*** Block opens ***

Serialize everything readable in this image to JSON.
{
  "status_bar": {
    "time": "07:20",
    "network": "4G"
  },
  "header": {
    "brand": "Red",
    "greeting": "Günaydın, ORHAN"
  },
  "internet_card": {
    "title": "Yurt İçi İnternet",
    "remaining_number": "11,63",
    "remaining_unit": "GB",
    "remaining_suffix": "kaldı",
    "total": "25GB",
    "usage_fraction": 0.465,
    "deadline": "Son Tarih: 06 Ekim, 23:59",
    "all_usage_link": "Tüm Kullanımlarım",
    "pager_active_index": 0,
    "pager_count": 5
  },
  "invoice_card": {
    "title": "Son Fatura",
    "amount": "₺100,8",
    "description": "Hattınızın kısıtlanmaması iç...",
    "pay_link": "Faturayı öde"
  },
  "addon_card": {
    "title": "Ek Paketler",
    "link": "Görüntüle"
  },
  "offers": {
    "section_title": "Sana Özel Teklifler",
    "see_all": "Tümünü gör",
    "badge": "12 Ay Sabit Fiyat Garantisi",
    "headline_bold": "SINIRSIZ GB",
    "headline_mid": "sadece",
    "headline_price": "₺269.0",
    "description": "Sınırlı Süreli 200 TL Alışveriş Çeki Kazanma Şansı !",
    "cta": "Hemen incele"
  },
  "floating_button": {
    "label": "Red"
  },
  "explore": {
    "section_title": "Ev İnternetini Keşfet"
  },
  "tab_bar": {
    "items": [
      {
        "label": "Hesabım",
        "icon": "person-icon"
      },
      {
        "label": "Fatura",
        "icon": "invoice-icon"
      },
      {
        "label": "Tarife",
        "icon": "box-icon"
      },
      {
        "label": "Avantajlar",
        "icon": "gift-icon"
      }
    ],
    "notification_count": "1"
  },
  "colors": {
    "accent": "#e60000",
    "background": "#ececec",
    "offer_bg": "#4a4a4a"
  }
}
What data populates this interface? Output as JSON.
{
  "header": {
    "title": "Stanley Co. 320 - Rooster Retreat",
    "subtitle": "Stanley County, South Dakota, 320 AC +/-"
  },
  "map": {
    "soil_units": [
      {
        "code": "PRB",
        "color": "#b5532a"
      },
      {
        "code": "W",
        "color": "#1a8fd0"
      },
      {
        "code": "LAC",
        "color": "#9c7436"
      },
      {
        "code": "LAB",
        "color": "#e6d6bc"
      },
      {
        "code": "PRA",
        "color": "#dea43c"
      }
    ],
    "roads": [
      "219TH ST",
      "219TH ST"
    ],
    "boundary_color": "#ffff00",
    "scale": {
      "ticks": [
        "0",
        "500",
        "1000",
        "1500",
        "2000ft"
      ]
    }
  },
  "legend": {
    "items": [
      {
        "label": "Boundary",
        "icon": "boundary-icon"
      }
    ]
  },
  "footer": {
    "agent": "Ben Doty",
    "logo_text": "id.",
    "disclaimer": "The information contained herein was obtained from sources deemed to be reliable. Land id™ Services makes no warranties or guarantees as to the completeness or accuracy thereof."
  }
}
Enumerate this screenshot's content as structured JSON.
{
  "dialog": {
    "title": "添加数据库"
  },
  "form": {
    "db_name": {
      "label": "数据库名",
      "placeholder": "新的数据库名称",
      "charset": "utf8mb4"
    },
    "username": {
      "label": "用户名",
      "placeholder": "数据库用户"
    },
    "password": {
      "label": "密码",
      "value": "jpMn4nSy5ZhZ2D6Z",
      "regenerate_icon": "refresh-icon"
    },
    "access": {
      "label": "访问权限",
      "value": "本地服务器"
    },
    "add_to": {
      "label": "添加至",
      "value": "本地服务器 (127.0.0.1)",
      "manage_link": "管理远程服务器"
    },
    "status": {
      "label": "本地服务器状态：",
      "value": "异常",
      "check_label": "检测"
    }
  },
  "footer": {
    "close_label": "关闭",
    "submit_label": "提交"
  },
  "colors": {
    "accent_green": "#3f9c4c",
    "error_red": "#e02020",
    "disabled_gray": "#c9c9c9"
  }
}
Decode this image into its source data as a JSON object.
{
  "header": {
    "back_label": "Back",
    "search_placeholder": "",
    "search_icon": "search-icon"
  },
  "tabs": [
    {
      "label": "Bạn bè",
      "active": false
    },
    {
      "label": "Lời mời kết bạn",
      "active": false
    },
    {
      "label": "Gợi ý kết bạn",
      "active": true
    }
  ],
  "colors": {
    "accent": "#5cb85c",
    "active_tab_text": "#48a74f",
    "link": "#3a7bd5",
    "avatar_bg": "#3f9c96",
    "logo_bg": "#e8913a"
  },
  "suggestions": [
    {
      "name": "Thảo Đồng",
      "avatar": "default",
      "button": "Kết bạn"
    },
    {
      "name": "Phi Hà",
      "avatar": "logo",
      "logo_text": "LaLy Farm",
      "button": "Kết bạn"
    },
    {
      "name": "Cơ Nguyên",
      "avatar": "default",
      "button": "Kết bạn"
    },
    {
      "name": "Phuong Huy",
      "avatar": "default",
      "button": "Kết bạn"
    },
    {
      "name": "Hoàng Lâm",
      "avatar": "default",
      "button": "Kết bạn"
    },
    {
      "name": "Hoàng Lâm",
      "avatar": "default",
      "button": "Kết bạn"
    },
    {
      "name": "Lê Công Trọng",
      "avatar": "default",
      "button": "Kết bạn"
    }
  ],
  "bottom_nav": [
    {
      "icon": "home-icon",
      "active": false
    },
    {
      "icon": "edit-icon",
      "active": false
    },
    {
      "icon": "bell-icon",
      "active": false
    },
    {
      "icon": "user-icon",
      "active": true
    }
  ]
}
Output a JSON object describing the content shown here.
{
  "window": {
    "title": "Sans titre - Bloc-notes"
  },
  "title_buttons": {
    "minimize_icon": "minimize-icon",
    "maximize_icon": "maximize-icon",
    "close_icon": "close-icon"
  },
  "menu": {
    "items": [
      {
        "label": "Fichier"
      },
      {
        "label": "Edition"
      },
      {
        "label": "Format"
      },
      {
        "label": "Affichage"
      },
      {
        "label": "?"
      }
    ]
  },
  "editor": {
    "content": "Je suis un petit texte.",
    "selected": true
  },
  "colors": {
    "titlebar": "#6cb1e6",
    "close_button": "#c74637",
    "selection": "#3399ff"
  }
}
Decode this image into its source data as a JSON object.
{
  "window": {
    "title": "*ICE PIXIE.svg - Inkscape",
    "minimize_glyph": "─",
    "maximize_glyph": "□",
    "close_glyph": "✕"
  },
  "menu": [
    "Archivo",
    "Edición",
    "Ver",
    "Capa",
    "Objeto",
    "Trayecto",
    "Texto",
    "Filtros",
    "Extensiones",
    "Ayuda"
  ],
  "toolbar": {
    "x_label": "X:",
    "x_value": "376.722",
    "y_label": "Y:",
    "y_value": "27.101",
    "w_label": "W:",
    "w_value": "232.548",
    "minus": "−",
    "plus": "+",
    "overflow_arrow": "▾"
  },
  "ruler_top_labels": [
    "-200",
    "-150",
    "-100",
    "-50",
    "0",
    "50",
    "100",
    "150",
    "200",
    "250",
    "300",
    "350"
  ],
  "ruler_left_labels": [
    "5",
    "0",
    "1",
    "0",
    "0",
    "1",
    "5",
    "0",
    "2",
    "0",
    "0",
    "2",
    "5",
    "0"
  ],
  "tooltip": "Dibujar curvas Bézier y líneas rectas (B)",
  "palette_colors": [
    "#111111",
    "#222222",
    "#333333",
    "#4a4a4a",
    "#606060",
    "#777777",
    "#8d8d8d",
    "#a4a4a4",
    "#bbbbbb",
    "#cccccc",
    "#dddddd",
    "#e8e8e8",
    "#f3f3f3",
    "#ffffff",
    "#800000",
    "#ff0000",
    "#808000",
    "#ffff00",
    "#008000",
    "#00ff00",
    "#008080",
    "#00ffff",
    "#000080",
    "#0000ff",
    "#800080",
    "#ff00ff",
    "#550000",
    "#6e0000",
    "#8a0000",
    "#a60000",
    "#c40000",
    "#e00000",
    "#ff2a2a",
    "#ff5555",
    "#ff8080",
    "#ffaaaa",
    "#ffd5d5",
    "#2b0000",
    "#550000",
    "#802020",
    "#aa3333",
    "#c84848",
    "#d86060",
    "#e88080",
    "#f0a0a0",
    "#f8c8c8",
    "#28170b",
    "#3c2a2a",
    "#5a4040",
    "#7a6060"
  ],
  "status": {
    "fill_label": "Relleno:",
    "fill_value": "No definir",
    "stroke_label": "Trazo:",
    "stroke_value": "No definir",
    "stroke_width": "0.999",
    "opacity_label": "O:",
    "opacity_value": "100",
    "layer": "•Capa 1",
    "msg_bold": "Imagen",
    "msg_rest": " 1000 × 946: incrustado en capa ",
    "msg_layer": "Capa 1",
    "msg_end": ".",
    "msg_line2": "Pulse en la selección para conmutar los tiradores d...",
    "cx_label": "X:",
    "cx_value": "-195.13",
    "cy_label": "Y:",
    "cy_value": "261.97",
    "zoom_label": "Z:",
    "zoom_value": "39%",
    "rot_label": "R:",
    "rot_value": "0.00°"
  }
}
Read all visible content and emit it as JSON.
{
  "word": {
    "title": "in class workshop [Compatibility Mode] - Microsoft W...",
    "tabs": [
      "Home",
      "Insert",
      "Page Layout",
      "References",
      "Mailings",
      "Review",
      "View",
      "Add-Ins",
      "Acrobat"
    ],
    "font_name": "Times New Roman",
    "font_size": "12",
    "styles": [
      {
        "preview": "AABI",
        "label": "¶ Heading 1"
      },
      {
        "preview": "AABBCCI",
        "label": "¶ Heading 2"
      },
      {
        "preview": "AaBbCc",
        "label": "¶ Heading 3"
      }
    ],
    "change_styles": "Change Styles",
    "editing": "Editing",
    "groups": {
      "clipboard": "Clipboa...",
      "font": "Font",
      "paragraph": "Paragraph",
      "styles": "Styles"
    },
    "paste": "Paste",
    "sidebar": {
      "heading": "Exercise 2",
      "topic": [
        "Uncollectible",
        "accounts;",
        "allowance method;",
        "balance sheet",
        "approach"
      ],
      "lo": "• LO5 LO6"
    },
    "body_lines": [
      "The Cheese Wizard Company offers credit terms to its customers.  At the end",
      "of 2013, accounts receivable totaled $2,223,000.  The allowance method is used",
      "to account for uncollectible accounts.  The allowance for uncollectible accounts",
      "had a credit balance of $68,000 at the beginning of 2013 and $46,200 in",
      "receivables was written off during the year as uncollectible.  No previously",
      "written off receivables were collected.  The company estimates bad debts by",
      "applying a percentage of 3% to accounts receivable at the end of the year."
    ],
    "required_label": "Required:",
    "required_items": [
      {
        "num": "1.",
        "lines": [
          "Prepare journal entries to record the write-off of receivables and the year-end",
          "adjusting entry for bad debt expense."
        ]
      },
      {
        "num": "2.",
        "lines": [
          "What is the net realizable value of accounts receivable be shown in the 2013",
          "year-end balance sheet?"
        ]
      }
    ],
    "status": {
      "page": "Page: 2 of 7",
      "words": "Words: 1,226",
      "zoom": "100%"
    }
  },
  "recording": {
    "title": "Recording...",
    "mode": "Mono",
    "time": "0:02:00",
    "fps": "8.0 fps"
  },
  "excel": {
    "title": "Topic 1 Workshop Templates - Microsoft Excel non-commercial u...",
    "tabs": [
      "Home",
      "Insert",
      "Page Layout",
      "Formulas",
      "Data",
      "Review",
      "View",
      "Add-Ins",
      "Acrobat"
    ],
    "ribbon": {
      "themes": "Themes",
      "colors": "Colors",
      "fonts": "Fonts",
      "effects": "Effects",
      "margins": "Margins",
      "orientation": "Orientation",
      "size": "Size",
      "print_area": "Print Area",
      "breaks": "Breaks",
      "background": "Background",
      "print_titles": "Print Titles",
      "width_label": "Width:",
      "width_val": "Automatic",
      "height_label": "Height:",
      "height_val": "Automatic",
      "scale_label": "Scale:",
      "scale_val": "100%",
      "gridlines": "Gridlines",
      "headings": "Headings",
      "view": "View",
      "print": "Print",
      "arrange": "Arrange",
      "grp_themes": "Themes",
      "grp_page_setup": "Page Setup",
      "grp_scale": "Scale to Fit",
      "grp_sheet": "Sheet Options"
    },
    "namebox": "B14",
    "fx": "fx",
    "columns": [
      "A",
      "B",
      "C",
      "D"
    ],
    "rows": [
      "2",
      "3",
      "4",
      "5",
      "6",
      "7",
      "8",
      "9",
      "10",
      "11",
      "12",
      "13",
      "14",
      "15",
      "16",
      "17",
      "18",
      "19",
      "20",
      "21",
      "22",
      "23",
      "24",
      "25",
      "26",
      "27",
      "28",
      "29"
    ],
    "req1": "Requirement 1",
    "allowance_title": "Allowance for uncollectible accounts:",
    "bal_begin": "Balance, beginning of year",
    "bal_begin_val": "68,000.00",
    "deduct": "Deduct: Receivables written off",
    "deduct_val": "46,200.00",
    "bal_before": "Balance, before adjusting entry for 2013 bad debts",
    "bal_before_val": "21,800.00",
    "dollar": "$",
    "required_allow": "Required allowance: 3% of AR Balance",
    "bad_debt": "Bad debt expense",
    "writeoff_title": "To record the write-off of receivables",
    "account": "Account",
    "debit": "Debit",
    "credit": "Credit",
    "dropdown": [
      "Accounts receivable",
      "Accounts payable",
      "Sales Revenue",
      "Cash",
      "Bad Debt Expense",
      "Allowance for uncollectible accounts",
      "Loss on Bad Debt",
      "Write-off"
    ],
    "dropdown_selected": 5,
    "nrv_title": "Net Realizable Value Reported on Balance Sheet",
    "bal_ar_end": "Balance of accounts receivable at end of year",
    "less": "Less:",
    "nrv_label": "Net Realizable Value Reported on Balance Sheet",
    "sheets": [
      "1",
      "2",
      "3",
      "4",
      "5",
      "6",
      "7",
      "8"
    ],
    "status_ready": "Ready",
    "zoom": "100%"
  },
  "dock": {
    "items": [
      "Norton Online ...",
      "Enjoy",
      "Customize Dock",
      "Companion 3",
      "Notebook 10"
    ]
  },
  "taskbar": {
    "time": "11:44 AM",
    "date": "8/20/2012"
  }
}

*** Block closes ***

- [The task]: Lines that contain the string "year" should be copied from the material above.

- [Answer below]:
      "receivables was written off during the year as uncollectible.  No previously",
      "applying a percentage of 3% to accounts receivable at the end of the year."
          "Prepare journal entries to record the write-off of receivables and the year-end",
          "year-end balance sheet?"
    "bal_begin": "Balance, beginning of year",
    "bal_ar_end": "Balance of accounts receivable at end of year",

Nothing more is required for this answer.